In the history of jazz, there have been two great combinations of solo saxophone players and vocalists. One, of course, was Billie Holiday and Lester Young (perhaps some day we’ll have Jazz Vocalist Week and Saxophone Week). Holiday was, without doubt, the greatest jazz vocalist of all time, and Lester’s delicate playing spun a skein of notes around her like yarn around a kitten.
The other duo is not so well known—as a duo. One member was the legendary John Coltrane; all jazz enthusiasts know him, and I hope one day to put up some of his songs. The other was the vocalist I’m featuring today: Johnny Hartman (1923-1983). Hartman was not nearly as well known as he should have been, perhaps because his output was small. But his voice was beautiful, mellow and smoky—like a combination of Bing Crosby and Nat King Cole. And although Hartman is considered a jazz singer, I’ll put him under “pop” because he sang mostly ballads—and because I don’t want to leave him out.
The collaboration with Coltrane is limited to a single album, Johnny Hartman and John Coltrane (1963). But it is, I think, the greatest stand-alone album of jazz vocals ever produced. Billie Holiday is still the best singer, but in individual songs rather than album collections. Many jazz buffs will beef, saying that the Hartman/Coltrane songs are romantic ballads, but remember how many jazz greats (including Charlie Parker) recorded ballads.

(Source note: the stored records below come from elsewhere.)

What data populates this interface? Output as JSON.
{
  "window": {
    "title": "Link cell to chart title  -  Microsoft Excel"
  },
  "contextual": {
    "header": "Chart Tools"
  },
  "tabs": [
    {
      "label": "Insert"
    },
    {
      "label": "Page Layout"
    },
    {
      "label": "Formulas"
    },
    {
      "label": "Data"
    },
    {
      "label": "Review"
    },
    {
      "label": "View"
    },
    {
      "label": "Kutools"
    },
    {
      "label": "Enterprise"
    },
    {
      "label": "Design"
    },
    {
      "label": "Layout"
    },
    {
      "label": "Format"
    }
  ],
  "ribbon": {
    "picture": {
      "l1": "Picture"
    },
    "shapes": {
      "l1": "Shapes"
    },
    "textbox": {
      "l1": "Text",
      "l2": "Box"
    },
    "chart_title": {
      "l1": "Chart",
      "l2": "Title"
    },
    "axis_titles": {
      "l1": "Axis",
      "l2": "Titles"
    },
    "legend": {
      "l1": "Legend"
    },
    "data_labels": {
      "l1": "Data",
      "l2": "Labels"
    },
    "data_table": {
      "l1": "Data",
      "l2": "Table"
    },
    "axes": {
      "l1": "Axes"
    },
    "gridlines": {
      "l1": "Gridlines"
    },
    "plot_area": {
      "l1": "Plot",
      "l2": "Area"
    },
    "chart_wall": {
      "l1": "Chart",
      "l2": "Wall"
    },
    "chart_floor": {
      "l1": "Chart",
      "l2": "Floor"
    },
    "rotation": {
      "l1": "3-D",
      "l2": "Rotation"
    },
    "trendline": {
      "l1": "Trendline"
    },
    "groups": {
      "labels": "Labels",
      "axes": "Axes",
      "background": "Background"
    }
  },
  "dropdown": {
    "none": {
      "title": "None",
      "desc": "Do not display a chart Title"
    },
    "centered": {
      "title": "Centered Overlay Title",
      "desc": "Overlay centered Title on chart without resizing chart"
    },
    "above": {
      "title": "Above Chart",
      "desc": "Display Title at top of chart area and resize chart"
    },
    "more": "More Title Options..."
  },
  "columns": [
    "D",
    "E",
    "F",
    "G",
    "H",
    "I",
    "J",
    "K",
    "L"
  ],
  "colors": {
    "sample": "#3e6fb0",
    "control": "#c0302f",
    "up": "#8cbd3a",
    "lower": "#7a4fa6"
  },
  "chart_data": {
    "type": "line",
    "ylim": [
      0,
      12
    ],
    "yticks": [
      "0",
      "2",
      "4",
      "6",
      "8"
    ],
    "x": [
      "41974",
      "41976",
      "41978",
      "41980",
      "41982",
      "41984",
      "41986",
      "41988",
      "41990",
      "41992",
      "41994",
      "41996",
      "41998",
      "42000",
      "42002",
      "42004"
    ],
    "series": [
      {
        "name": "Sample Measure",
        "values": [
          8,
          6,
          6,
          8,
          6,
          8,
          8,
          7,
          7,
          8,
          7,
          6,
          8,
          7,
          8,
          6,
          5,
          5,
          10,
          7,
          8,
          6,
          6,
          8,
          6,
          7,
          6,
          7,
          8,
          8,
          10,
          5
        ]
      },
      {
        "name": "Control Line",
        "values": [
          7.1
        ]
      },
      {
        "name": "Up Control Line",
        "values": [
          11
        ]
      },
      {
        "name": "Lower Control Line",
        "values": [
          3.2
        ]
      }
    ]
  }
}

The album has six songs, each of them a classic. All but one were recorded in a single take. The setup is the same for each: there are long solos by Coltrane, and then vocals by Hartman with Coltrane in the background. The result is mesmerizing. I’ll put up four of them and link to the other two. There are no live performances because this was a studio album. The “studio musicians” were great jazz musicians as well: McCoy Tyner on piano, Elvin Jones on drums, and Jimmy Garrison on bass. For the following four, click on the line that says “Watch on YouTube“:
My favorite: “My One and Only Love”
“They Say It’s Wonderful” (written by Irving Berlin for the musical Annie Get Your Gun!)
“Lush Life” (the Billy Strayhorn classic):
“Dedicated to You”
and . .
You can buy all the songs for six bucks on iTunes, or for 12 bucks on Amazon. Here are the Amazon ratings: